| NEW YORK
NEW YORK Feb 19 Lululemon Athletica Inc
says its nearly year-long struggle with bad publicity
linked to slowing growth and a messy product recall did not
reflect any corporate intent to defraud shareholders, and that
an expanded lawsuit suggesting otherwise should be thrown out of
In a filing on Tuesday night in the U.S. District Court in
Manhattan, the Canadian yoga wear retailer said it promptly
addressed quality control problems as they became apparent, and
updated investors in real time about the impact.
It acknowledged that comments in November by founder and
Chairman Dennis "Chip" Wilson that some women's body shapes
"just actually don't work" with Lululemon yoga pants prompted
much negative press.
But it said none of this meant it owes shareholders money.
"While all of this makes for interesting reading," the
company said, "it does not constitute securities fraud."
Lululemon is seeking to dismiss an amended lawsuit accusing
it of misleading and defrauding shareholders between Sept. 7,
2012 and Jan. 10, 2014, just before shares of the company fell
to a two-year low after the company issued its second lowered
earnings forecast in a month.
Hannah Ross, a partner at Bernstein Litowitz Berger &
Grossmann, which represents investors led by the Louisiana
Sheriffs' Pension & Relief Fund, declined to comment on the
filing. The fund is based in Baton Rouge, Louisiana.
Shareholders accused Lululemon of hiding defects in its
black luon pants, which were recalled; concealing its inability

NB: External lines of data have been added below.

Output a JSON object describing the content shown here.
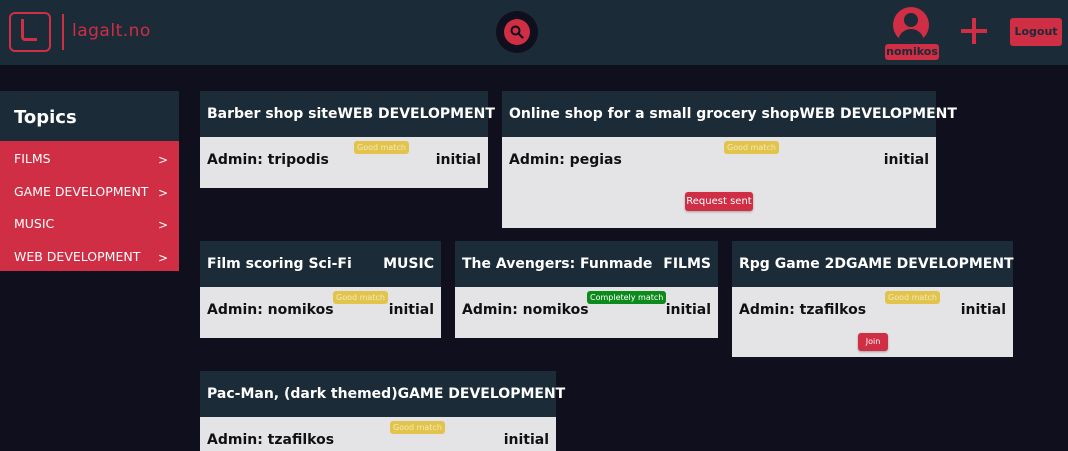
{
  "header": {
    "logo_text": "lagalt.no",
    "user_name": "nomikos",
    "logout_label": "Logout"
  },
  "sidebar": {
    "title": "Topics",
    "items": [
      {
        "label": "FILMS"
      },
      {
        "label": "GAME DEVELOPMENT"
      },
      {
        "label": "MUSIC"
      },
      {
        "label": "WEB DEVELOPMENT"
      }
    ],
    "chevron": ">"
  },
  "projects": [
    {
      "title": "Barber shop site",
      "category": "WEB DEVELOPMENT",
      "admin": "Admin: tripodis",
      "status": "initial",
      "match": "Good match"
    },
    {
      "title": "Online shop for a small grocery shop",
      "category": "WEB DEVELOPMENT",
      "admin": "Admin: pegias",
      "status": "initial",
      "match": "Good match",
      "action": "Request sent"
    },
    {
      "title": "Film scoring Sci-Fi",
      "category": "MUSIC",
      "admin": "Admin: nomikos",
      "status": "initial",
      "match": "Good match"
    },
    {
      "title": "The Avengers: Funmade",
      "category": "FILMS",
      "admin": "Admin: nomikos",
      "status": "initial",
      "match": "Completely match"
    },
    {
      "title": "Rpg Game 2D",
      "category": "GAME DEVELOPMENT",
      "admin": "Admin: tzafilkos",
      "status": "initial",
      "match": "Good match",
      "action": "Join"
    },
    {
      "title": "Pac-Man, (dark themed)",
      "category": "GAME DEVELOPMENT",
      "admin": "Admin: tzafilkos",
      "status": "initial",
      "match": "Good match"
    }
  ],
  "colors": {
    "accent": "#cf2e44",
    "header_bg": "#1b2b38",
    "page_bg": "#0f0f1e",
    "good_match": "#e2c44c",
    "complete_match": "#0d8a1c"
  }
}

to address quality shortfalls; using deep discounting to boost
market share, and concealing plans to replace Christine Day as
Last month, Day stepped aside and was replaced as chief
executive by former TOMS Shoes president Laurent Potdevin.
Wilson is stepping down this year as non-executive chairman. Day
and Wilson are defendants in the shareholder lawsuit.
Wilson, in a separate filing on Tuesday, said he had last
held a management role at Lululemon in January 2012, and that
allegations that he "dipped in and out of daily affairs" did not
show he knew about, or was complicit in, any fraud.
He also said his alleged sales of $184 million of Lululemon
stock during the class period was not fraudulent, as the lawsuit
contended, because they were made under a prearranged trading
plan and not suspicious in timing or quantity.
Last month, after Lululemon issued the second reduced
earnings forecast, Chief Financial Officer John Currie called
the quality issues "a real wake-up call" and admitted that 2013
was a tough year.
"You always hear the phrase that any PR is good PR. What we
learned is that's not always the case," he said. "We're taking
it seriously. Like, we get it."
The case is In re: Lululemon Securities Litigation, U.S.
District Court, Southern District of New York, No. 13-04596.